Volume 22 Issue 3, December 2013, pp. pp. 134-141

This study sought to determine whether the variables of the Sexual Self-control Model that predict sexual resourcefulness and consenting to unwanted sexual advances in undergraduate women also apply to undergraduate men. A sample of 124 males completed the Self-Control Schedule that assesses general learned resourcefulness and also the Sexual Resourcefulness Inventory, Sexual Self-Efficacy Scale, Reasons for Consenting to Unwanted Sexual Advances Scale, and Sexual Giving-in Experiences Survey. As hypothesized and paralleling the results for women, higher levels of general learned resourcefulness and sexual self-efficacy, and fewer reasons for consenting to unwanted sexual advances predicted higher levels of sexual resourcefulness in men. Contrary to the previous findings in women, lower sexual resourcefulness was not a unique predictor of consenting to unwanted advances in men. Instead, a mediation model was supported, whereby males having more reasons for consenting to an unwanted sexual activity were more likely to comply despite having higher levels of sexual resourcefulness skills.
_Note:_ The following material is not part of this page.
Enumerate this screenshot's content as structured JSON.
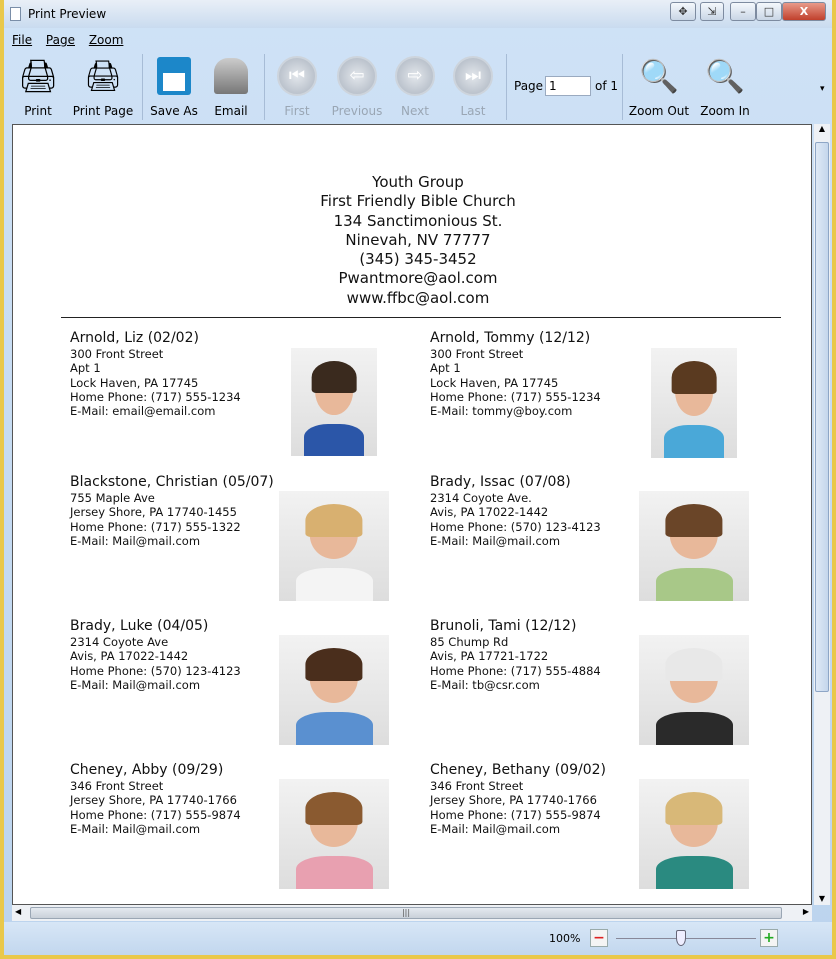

In addition, men's consenting experiences and sexual resourcefulness skills were observed to be significantly lower than women's. Study limitations and implications for future research are discussed.